Let us imagine, briefly, a world without honours for celebrities, where Prince William could be liberated from his royal duties as he clearly wishes, where cooking stir-fries at Eton did not lead almost inevitably to Oxbridge, where English people paid for goods in euros rather than pounds, where all our legislators were elected. Would this change the culture that produces the louts who go abroad in the name of their ancient, imperial country? No one knows for sure, but I bet my season ticket at Tottenham Hotspur - admittedly not a great loss - it would make a huge difference.

One of the more favoured Blairite words is "modernisation". Even John Prescott sometimes uses variations of the verb "to modernise". The Deputy Prime Minister has let it be known he is not a great "boom and bust" man, nor has he much time for the phrase "opportunity for all", but as far as I know he is still a "moderniser". Sometimes ministers have "modernised" without doing a great deal in practice. They have "modernised" the welfare state, in the same way Peter Lilley did. They have "modernised" the transport system, without improving it. It is a conveniently flexible word, suggesting something virtuous and radical without being too precise.

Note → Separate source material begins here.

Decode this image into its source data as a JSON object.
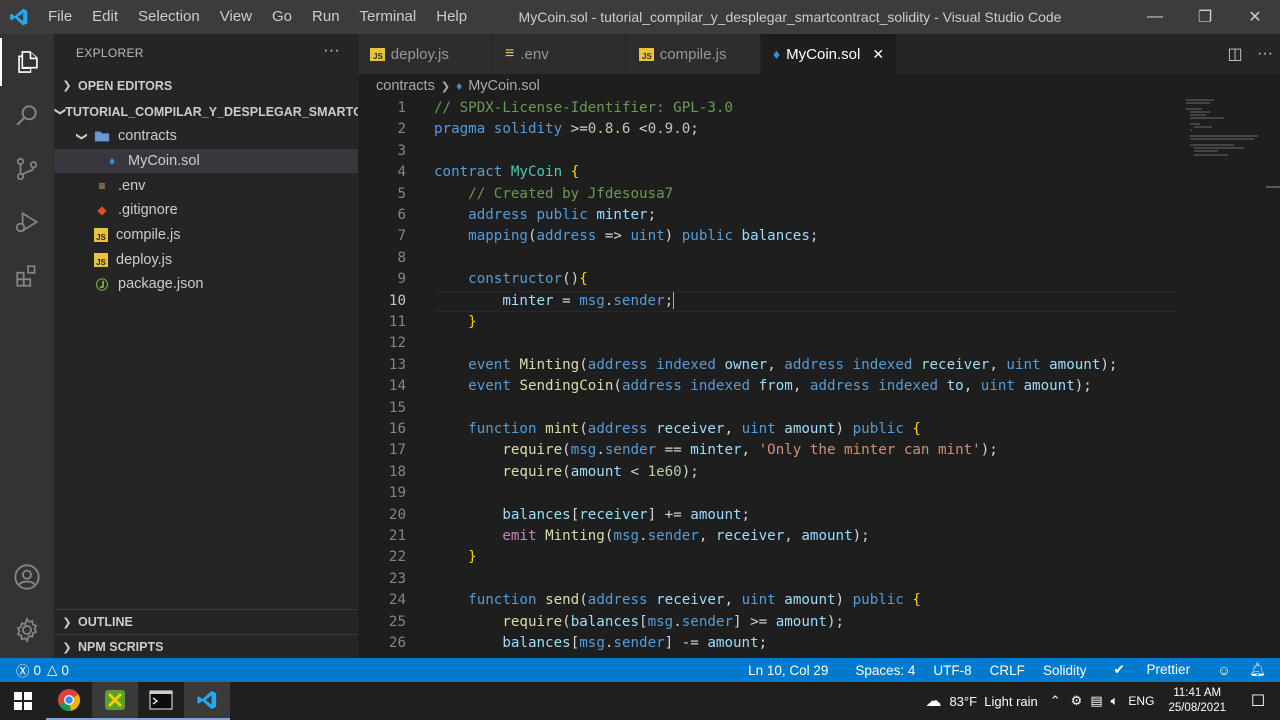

Yet most of the time we all know what the government has meant by modernisation. The term encompasses reforms of outdated institutions, a more positive approach to Europe and greater social tolerance. The Scottish Parliament, the London mayor, the abolition of the hereditary peers, or most of them, a painstaking engagement with Europe, a sexual tolerance reflected in the composition of the Cabinet itself - all these reflect a genuinely modernising instinct.

The government has moved us on from John Major's England of warm beer and cricket. Sotto voce, ministers have occasionally taken on the xenophobia of the newspapers they are so desperate to woo. They are starting, belatedly, to modernise our public services, too. While other governments have promised significant constitutional reform, only to be knocked off course, this one has implemented some historic changes.

But, in a few years' time, might I hear another news bulletin like the one I heard that Saturday morning? I fear so.

This article first appeared in the 26 June 2000 issue of the New Statesman, We made the people-smugglers rich

Getty Images.
Show Hide image

Is anyone prepared to solve the NHS funding crisis?

As long as the political taboo on raising taxes endures, the service will be in financial peril. 

It has long been clear that the NHS is in financial ill-health. But today's figures, conveniently delayed until after the Conservative conference, are still stunningly bad. The service ran a deficit of £930m between April and June (greater than the £820m recorded for the whole of the 2014/15 financial year) and is on course for a shortfall of at least £2bn this year - its worst position for a generation. 

Though often described as having been shielded from austerity, owing to its ring-fenced budget, the NHS is enduring the toughest spending settlement in its history. Since 1950, health spending has grown at an average annual rate of 4 per cent, but over the last parliament it rose by just 0.5 per cent. An ageing population, rising treatment costs and the social care crisis all mean that the NHS has to run merely to stand still. The Tories have pledged to provide £10bn more for the service but this still leaves £20bn of efficiency savings required. 

Speculation is now turning to whether George Osborne will provide an emergency injection of funds in the Autumn Statement on 25 November. But the long-term question is whether anyone is prepared to offer a sustainable solution to the crisis. Health experts argue that only a rise in general taxation (income tax, VAT, national insurance), patient charges or a hypothecated "health tax" will secure the future of a universal, high-quality service. But the political taboo against increasing taxes on all but the richest means no politician has ventured into this territory. Shadow health secretary Heidi Alexander has today called for the government to "find money urgently to get through the coming winter months". But the bigger question is whether, under Jeremy Corbyn, Labour is prepared to go beyond sticking-plaster solutions. 

George Eaton is political editor of the New Statesman.